- Problem to solve -
Output the records exactly as they appear, with no pictures included.

- Supplied records -
● ● ● ● ● ● ●

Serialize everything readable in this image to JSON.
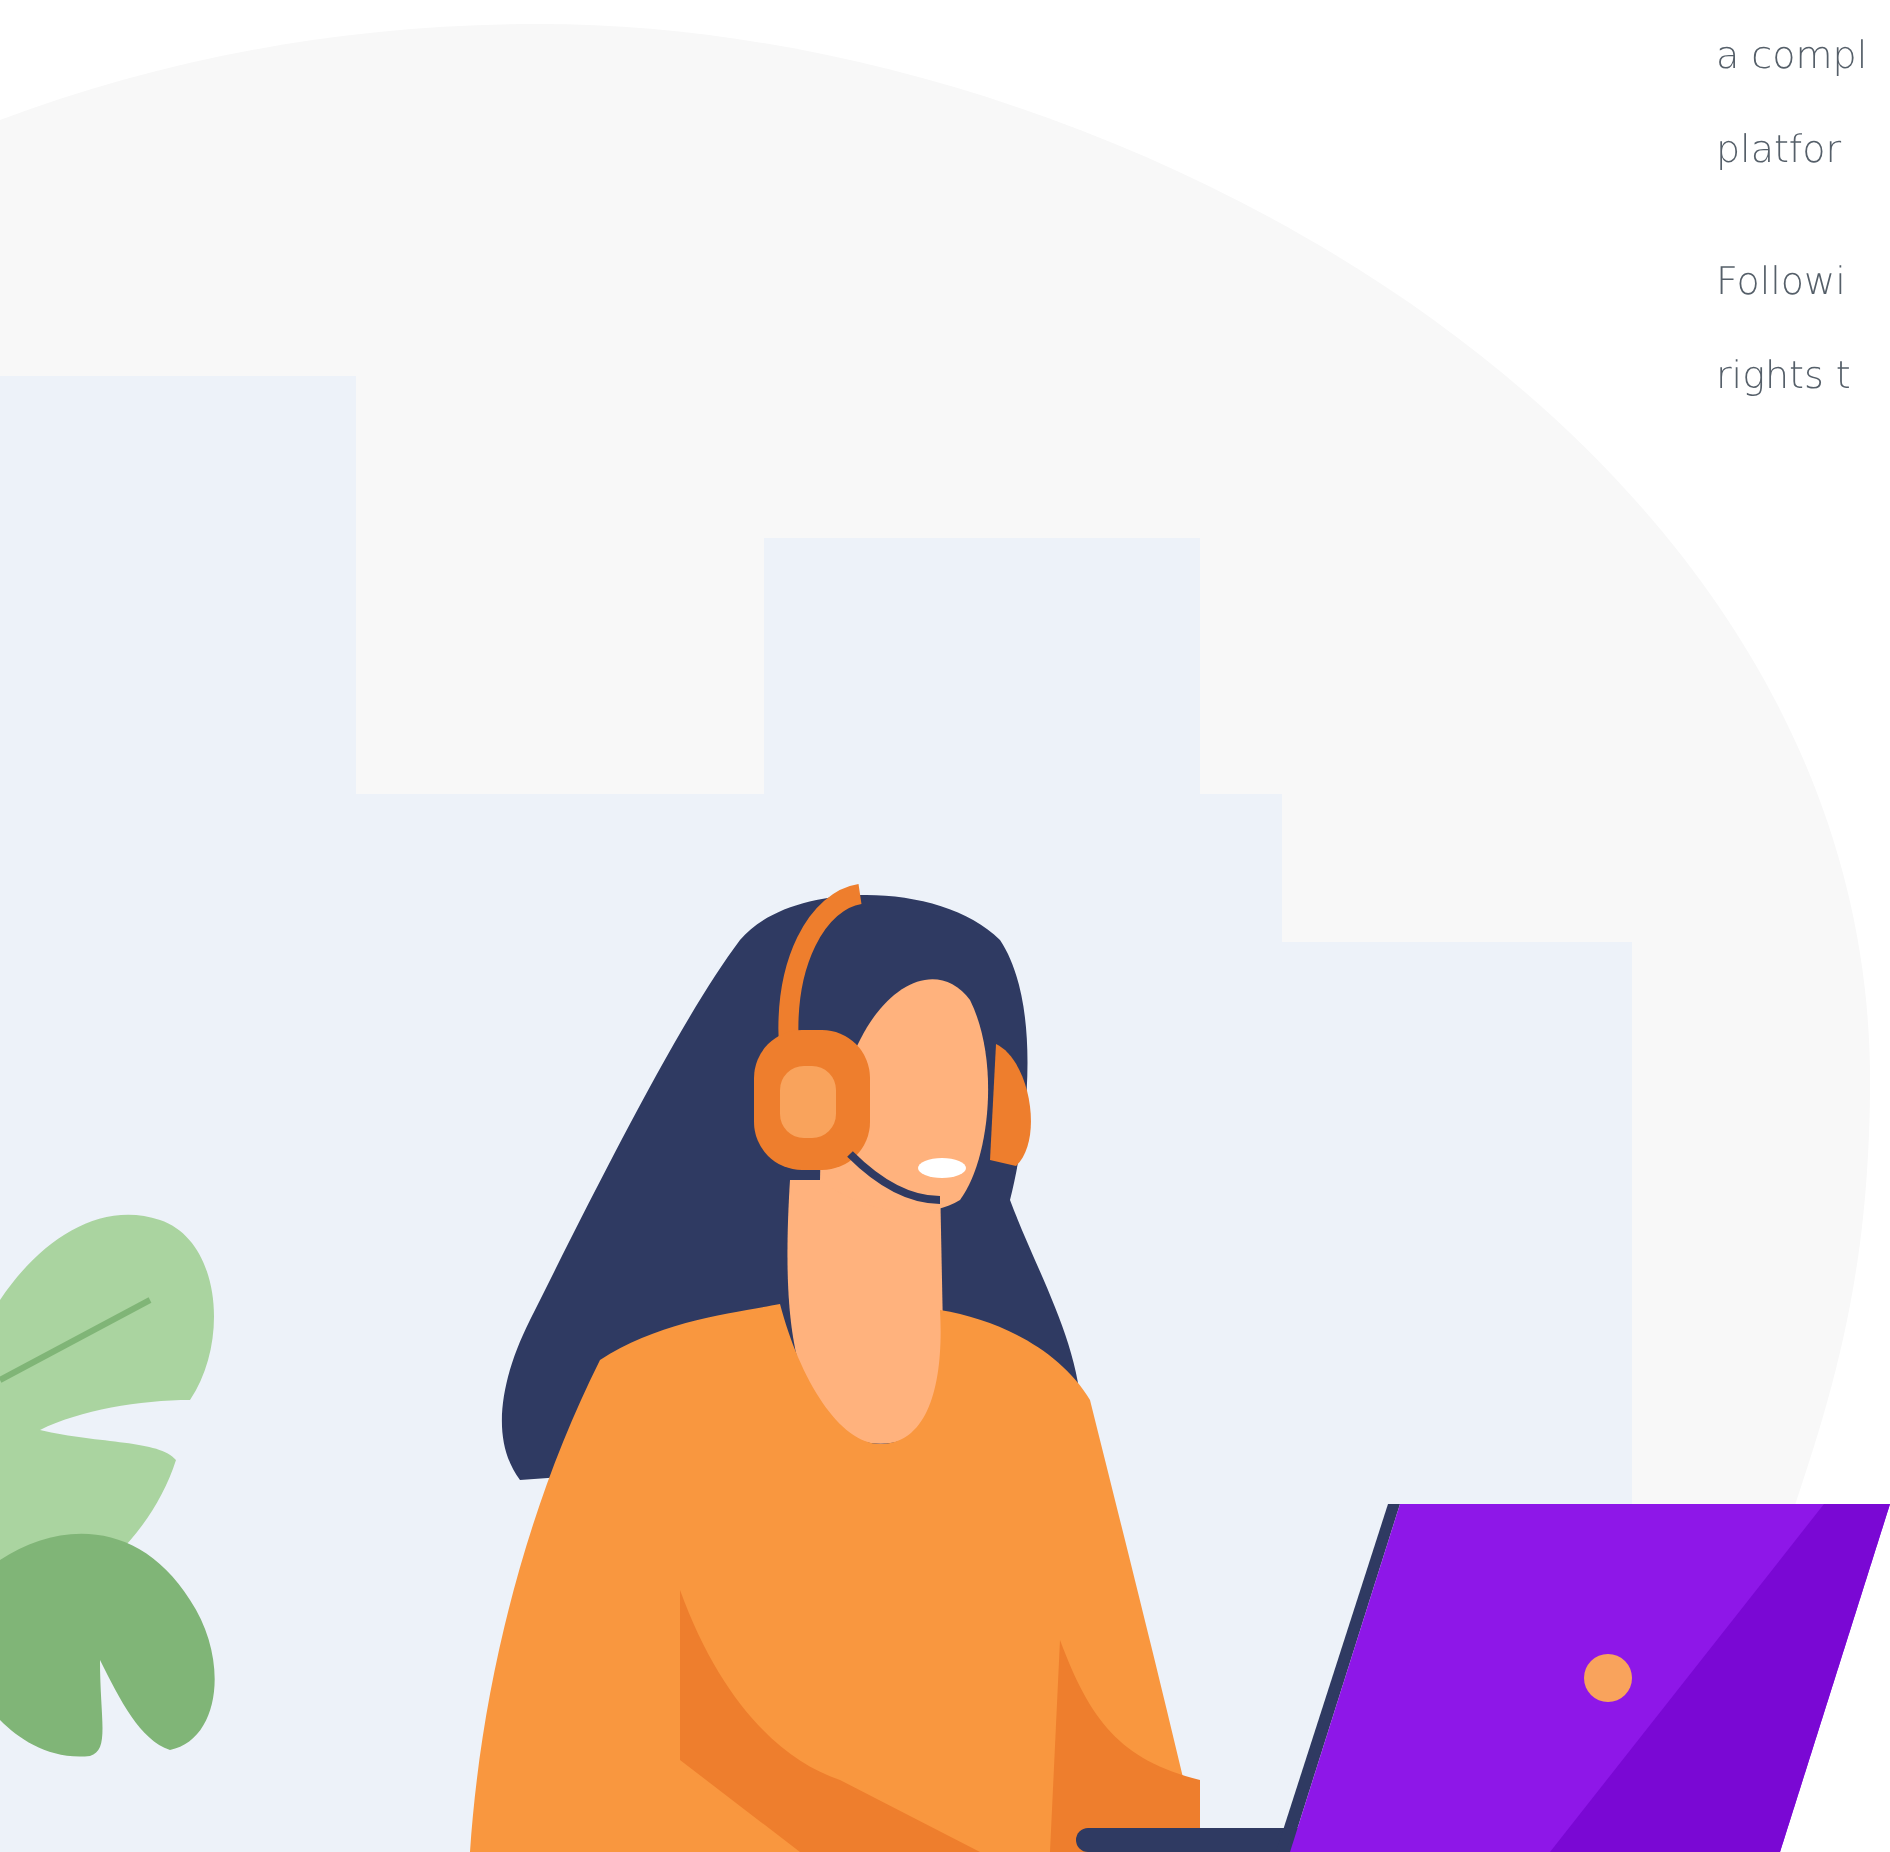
{
  "paragraphs": [
    {
      "lines": [
        "a compl",
        "platfor"
      ]
    },
    {
      "lines": [
        "Followi",
        "rights t"
      ]
    }
  ]
}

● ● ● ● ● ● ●

- Exercise response -
Serialize everything readable in this image to JSON.
{
  "paragraphs": [
    {
      "lines": [
        "a compl",
        "platfor"
      ]
    },
    {
      "lines": [
        "Followi",
        "rights t"
      ]
    }
  ]
}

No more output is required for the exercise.